Does Board Have Same Standard For Itself As Management?
Let me ask a few questions.
Would a good credit union manager employ staff that don't have the appropriate qualifications, skills and experience? Would a good manager not have some form of ongoing staff training? Would a good manager not set any goals for the staff to achieve and not measure their performance?
Now, here are some questions for board directors.
Would a good credit union board employ a CEO who doesn't have the appropriate qualifications, skills and experience? Would a good board care whether the CEO stayed abreast of current developments? Would a good board not set any goals for the CEO to achieve and not measure his or her performance?
Now, here is another question? Where ultimately does the buck stop in your credit union?
If you answered that the buck stops with the board, how many then apply the same rules to themselves as they insist or expect from their management and staff. How many boards have policies and practices in place to ensure directors have or are acquiring the appropriate skills to undertake their duties? How many boards have policies and practices that require directors to remain up to date with developments and undergo continual training? How many boards have policies and training on ethical behaviors? How many boards set goals for themselves and measure their individual and collective performance?
I suspect the answer to these questions is not as clear cut as the answers to previous questions.
So why do some boards have one set of rules for management and staff and another set for themselves. Of course the first reason directors will give is the electoral process. Directors argue they are elected by members who should be able to choose whoever they wish to represent them. Directors also argue that the electoral process is the best form of performance assessment-if members are unhappy with the performance of directors they will use the electoral process to remove them.
As a credit union board director for 22 years, I don't buy any of those arguments as a reason not to address these important governance issues. For example, how many board members have been removed for poor performance by members at an election? In the vast majority of credit unions, members have no way of knowing about the performance levels of individual directors.
The election process is an extremely important part of a credit union's democratic structure and one of our movement's key operating principles. However, it should not be used to as an excuse to resist the introduction of good governance practices. The reality is that the vast majority of credit union boards could make dramatic improvements to their governance practices within the existing democratic structure, and not just in the areas I've outlined.
How many boards regularly review and document the role of the board, particularly if the credit union is growing or going through mergers? How many managers and CEOs are frustrated with boards that either intrude into the role of management or who don't take sufficient interest in the importance of their role? How many boards have a policy on the ideal composition of the board and a succession policy to replace directors who retire?

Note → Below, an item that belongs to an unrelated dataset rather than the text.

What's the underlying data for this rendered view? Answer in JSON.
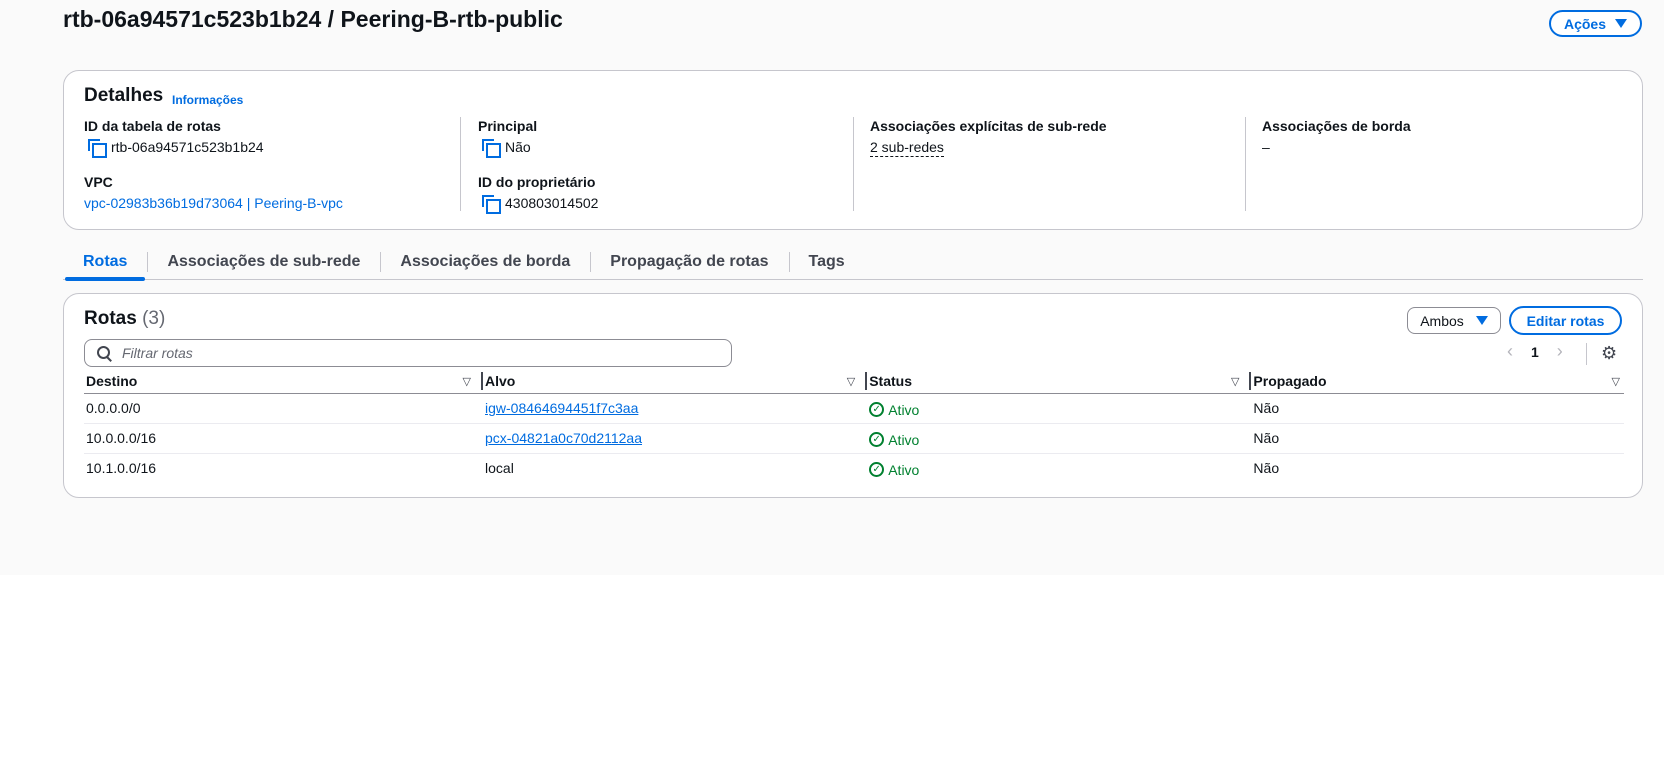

Why should credit union boards strive for the best possible governance practices? The first reason is safety and security. Members rely on the board to ensure their funds are safe and the CU properly managed. Secondly, members rely on boards of directors to ensure that their credit union stays up to date with today's financial services. Boards are not able to guarantee these two important aspects unless they have leading edge governance practices. If they don't understand the business, if they don't continually ask management the "right" questions, if they don't keep abreast of industry trends, if they don't do long-term planning and if they don't keep in touch with members, their governance standards are not as good as they should be.
It is all about having the most effective, dynamic and progressive board, which is totally focused on the CU's long-term vitality.
From my experience in Australia, many directors feel threatened by the talk of improved governance practices. Some of my colleagues initially resisted many such initiatives. However, no director should feel threatened by any of these improved governance practices, if they are introduced properly. And that's the key. The process to improve board governance is just as important as the changes that need to be made. Just as management and staff feel a level of discomfort when major changes are proposed for their jobs, so, too, do board directors. This is why the change process must be handled with sensitivity and understanding.
Many board members in Australia who have been through a governance improvement process say they are glad the changes were made. In fact, many say they are now enjoying the role much more now.
Governance is an important issue that has emerged in recent years in the corporate and business world. Major high profile corporations have failed primarily because of inadequate governance practices.
One final question! If your governance practices are not up there with the best, what are you going to do about it?
Mark Lynch trains and consults on governance issues. He can be reached by e-mail at mark.lynch